Available records:
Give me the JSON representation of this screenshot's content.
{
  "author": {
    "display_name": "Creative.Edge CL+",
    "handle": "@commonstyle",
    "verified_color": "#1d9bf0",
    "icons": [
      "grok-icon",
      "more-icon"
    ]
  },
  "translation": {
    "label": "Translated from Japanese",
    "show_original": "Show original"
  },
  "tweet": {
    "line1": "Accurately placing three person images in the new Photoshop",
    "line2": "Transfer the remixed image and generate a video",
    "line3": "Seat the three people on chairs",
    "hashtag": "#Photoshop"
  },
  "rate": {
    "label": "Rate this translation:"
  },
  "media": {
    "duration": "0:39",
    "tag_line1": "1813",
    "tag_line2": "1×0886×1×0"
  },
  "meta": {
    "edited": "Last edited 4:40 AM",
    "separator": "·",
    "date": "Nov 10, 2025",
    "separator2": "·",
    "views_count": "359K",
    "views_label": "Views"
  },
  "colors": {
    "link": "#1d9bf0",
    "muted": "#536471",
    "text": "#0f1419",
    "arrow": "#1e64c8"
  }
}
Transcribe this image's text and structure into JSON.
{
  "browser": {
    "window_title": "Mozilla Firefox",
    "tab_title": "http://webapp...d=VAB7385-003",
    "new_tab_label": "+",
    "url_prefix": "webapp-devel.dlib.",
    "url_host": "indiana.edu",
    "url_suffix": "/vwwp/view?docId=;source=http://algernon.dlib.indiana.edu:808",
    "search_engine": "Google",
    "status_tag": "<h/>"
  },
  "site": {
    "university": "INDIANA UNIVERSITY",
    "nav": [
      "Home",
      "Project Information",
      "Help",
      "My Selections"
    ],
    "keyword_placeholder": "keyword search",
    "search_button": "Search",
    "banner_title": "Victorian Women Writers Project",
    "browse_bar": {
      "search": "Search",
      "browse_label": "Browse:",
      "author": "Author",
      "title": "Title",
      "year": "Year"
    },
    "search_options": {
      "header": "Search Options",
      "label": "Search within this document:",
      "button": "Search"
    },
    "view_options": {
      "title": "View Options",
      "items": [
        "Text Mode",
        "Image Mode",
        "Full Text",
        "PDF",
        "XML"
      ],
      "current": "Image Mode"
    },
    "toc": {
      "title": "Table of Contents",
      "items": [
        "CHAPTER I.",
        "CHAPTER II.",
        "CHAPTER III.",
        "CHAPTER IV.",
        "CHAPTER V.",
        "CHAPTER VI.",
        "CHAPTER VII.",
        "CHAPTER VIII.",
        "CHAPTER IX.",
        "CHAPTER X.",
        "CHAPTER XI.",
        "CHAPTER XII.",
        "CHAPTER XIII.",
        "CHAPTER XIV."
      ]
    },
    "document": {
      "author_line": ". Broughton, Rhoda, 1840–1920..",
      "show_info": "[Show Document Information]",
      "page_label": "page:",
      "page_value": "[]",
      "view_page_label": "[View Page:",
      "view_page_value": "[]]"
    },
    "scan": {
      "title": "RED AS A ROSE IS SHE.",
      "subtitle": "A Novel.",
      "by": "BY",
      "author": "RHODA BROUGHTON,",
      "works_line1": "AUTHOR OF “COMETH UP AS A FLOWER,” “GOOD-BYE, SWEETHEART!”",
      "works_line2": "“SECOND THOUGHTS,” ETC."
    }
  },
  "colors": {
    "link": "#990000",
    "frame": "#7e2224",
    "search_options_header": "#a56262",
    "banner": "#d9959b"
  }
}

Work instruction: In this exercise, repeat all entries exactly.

Completed exercise:
Give me the JSON representation of this screenshot's content.
{
  "author": {
    "display_name": "Creative.Edge CL+",
    "handle": "@commonstyle",
    "verified_color": "#1d9bf0",
    "icons": [
      "grok-icon",
      "more-icon"
    ]
  },
  "translation": {
    "label": "Translated from Japanese",
    "show_original": "Show original"
  },
  "tweet": {
    "line1": "Accurately placing three person images in the new Photoshop",
    "line2": "Transfer the remixed image and generate a video",
    "line3": "Seat the three people on chairs",
    "hashtag": "#Photoshop"
  },
  "rate": {
    "label": "Rate this translation:"
  },
  "media": {
    "duration": "0:39",
    "tag_line1": "1813",
    "tag_line2": "1×0886×1×0"
  },
  "meta": {
    "edited": "Last edited 4:40 AM",
    "separator": "·",
    "date": "Nov 10, 2025",
    "separator2": "·",
    "views_count": "359K",
    "views_label": "Views"
  },
  "colors": {
    "link": "#1d9bf0",
    "muted": "#536471",
    "text": "#0f1419",
    "arrow": "#1e64c8"
  }
}
Transcribe this image's text and structure into JSON.
{
  "browser": {
    "window_title": "Mozilla Firefox",
    "tab_title": "http://webapp...d=VAB7385-003",
    "new_tab_label": "+",
    "url_prefix": "webapp-devel.dlib.",
    "url_host": "indiana.edu",
    "url_suffix": "/vwwp/view?docId=;source=http://algernon.dlib.indiana.edu:808",
    "search_engine": "Google",
    "status_tag": "<h/>"
  },
  "site": {
    "university": "INDIANA UNIVERSITY",
    "nav": [
      "Home",
      "Project Information",
      "Help",
      "My Selections"
    ],
    "keyword_placeholder": "keyword search",
    "search_button": "Search",
    "banner_title": "Victorian Women Writers Project",
    "browse_bar": {
      "search": "Search",
      "browse_label": "Browse:",
      "author": "Author",
      "title": "Title",
      "year": "Year"
    },
    "search_options": {
      "header": "Search Options",
      "label": "Search within this document:",
      "button": "Search"
    },
    "view_options": {
      "title": "View Options",
      "items": [
        "Text Mode",
        "Image Mode",
        "Full Text",
        "PDF",
        "XML"
      ],
      "current": "Image Mode"
    },
    "toc": {
      "title": "Table of Contents",
      "items": [
        "CHAPTER I.",
        "CHAPTER II.",
        "CHAPTER III.",
        "CHAPTER IV.",
        "CHAPTER V.",
        "CHAPTER VI.",
        "CHAPTER VII.",
        "CHAPTER VIII.",
        "CHAPTER IX.",
        "CHAPTER X.",
        "CHAPTER XI.",
        "CHAPTER XII.",
        "CHAPTER XIII.",
        "CHAPTER XIV."
      ]
    },
    "document": {
      "author_line": ". Broughton, Rhoda, 1840–1920..",
      "show_info": "[Show Document Information]",
      "page_label": "page:",
      "page_value": "[]",
      "view_page_label": "[View Page:",
      "view_page_value": "[]]"
    },
    "scan": {
      "title": "RED AS A ROSE IS SHE.",
      "subtitle": "A Novel.",
      "by": "BY",
      "author": "RHODA BROUGHTON,",
      "works_line1": "AUTHOR OF “COMETH UP AS A FLOWER,” “GOOD-BYE, SWEETHEART!”",
      "works_line2": "“SECOND THOUGHTS,” ETC."
    }
  },
  "colors": {
    "link": "#990000",
    "frame": "#7e2224",
    "search_options_header": "#a56262",
    "banner": "#d9959b"
  }
}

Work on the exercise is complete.